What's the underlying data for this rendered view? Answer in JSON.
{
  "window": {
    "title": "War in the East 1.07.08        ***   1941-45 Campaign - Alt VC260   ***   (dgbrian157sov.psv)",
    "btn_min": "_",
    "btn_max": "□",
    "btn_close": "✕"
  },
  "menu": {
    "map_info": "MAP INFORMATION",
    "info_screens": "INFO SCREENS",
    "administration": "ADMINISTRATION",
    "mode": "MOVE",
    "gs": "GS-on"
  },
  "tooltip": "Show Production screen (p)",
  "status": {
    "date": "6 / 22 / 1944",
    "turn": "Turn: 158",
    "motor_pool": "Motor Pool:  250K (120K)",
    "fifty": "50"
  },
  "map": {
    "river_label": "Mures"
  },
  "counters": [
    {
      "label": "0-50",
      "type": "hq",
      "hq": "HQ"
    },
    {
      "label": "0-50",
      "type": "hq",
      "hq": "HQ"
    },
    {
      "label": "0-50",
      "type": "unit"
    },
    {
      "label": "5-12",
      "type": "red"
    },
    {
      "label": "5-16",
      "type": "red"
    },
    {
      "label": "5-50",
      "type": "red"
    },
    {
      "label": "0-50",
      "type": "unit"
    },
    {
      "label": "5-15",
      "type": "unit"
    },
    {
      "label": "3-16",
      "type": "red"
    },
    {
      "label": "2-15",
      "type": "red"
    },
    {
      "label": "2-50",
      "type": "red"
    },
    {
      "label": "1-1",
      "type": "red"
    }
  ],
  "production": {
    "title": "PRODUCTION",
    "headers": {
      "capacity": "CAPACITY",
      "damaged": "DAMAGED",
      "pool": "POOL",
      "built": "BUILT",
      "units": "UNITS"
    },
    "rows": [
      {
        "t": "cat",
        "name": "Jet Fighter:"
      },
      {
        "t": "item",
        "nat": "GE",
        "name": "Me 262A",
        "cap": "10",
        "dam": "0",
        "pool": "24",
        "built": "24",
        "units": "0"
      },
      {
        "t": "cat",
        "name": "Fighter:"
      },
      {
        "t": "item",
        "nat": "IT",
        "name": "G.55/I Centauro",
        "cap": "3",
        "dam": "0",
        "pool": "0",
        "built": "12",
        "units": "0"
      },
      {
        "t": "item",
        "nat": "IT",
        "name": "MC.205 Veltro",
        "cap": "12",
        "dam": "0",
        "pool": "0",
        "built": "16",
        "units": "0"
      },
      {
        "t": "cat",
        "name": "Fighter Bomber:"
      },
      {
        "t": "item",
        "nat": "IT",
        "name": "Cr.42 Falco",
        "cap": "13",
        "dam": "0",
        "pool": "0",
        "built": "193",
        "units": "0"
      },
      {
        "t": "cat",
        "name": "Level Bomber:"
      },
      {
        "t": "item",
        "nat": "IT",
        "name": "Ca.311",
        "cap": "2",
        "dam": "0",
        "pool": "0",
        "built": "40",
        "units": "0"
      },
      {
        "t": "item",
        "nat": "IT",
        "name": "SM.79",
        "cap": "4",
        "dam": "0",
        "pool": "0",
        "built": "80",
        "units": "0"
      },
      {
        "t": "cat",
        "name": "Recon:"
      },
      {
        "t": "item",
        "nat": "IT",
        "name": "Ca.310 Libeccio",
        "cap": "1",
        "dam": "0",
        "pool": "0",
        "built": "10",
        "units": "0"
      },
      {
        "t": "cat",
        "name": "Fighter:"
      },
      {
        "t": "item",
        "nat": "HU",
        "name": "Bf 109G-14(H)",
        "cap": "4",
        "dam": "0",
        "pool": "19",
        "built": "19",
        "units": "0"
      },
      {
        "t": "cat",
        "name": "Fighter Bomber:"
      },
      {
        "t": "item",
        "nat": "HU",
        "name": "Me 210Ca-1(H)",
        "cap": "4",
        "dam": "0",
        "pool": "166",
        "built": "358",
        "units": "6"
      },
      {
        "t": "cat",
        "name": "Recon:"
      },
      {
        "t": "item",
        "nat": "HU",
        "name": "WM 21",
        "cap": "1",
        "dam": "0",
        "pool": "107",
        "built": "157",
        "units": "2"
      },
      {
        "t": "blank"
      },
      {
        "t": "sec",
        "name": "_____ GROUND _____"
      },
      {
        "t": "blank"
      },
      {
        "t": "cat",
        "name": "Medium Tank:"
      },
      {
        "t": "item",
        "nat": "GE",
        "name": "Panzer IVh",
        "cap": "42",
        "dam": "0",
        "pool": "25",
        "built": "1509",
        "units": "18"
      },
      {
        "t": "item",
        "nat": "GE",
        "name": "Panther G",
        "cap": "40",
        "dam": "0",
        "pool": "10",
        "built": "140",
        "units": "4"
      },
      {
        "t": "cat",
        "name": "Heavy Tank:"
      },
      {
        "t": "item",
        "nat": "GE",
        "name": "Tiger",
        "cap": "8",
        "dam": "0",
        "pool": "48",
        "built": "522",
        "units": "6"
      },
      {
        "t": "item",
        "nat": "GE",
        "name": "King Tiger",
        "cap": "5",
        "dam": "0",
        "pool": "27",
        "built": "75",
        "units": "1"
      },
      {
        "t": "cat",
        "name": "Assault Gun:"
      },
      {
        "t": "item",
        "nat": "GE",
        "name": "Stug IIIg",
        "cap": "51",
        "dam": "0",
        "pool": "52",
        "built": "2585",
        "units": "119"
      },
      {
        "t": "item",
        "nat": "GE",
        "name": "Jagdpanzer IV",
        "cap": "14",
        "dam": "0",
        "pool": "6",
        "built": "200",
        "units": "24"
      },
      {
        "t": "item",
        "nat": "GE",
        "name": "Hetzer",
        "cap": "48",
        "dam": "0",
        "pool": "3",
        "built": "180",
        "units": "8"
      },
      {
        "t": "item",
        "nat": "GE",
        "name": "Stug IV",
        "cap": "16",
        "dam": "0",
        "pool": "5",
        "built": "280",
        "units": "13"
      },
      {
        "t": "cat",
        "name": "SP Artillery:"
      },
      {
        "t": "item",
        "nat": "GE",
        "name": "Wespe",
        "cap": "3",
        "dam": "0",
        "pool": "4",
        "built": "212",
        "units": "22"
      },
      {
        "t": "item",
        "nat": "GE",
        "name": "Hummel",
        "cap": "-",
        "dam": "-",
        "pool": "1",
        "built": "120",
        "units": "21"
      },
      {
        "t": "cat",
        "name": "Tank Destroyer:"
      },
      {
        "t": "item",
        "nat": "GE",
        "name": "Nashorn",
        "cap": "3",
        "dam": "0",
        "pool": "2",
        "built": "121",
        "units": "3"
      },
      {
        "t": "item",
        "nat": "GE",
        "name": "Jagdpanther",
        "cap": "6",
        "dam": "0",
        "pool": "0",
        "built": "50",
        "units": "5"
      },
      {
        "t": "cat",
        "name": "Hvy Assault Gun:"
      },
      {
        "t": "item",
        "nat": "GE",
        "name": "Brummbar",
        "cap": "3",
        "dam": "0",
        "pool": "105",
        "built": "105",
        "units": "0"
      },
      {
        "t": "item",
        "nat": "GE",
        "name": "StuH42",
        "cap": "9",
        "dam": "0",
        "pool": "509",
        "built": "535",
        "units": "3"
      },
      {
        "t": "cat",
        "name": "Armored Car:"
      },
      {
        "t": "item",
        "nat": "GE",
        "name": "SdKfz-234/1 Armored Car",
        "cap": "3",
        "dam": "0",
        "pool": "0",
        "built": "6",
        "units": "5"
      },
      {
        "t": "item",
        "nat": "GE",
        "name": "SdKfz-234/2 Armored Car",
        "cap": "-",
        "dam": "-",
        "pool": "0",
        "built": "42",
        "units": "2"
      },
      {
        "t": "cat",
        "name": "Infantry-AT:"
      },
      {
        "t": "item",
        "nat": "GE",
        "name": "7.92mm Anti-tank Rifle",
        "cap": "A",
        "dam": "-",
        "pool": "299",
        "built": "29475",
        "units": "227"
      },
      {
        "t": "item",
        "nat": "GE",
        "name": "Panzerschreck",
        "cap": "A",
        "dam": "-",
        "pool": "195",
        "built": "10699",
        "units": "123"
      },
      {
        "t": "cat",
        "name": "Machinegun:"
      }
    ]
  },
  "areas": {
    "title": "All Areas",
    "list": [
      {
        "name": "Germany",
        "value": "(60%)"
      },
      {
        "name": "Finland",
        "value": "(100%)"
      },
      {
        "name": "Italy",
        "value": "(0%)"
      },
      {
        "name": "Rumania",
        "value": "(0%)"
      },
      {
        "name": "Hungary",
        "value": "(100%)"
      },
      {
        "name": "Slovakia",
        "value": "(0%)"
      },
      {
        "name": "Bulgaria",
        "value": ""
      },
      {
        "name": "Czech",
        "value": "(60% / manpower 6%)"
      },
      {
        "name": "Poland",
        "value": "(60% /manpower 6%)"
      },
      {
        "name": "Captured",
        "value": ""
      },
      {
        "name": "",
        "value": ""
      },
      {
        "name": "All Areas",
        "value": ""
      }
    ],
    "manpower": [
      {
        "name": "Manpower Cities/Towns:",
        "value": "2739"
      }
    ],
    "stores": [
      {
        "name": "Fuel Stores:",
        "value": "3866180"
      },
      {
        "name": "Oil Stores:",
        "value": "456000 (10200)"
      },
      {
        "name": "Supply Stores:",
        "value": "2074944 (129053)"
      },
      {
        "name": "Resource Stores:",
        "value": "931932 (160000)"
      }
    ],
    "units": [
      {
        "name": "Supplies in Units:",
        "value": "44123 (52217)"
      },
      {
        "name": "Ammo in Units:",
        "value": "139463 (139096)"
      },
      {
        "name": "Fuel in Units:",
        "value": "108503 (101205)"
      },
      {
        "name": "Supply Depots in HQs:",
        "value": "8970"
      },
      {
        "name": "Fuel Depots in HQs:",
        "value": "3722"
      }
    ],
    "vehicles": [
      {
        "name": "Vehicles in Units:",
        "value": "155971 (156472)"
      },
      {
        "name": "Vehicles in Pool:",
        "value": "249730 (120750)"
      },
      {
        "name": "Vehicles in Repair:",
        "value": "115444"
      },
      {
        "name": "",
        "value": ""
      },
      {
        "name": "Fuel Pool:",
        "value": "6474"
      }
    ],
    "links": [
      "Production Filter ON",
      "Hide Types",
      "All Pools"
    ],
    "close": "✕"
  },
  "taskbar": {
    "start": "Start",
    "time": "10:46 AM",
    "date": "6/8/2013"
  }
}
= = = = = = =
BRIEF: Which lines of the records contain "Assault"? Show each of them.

WRITTEN RESPONSE:
        "name": "Assault Gun:"
        "name": "Hvy Assault Gun:"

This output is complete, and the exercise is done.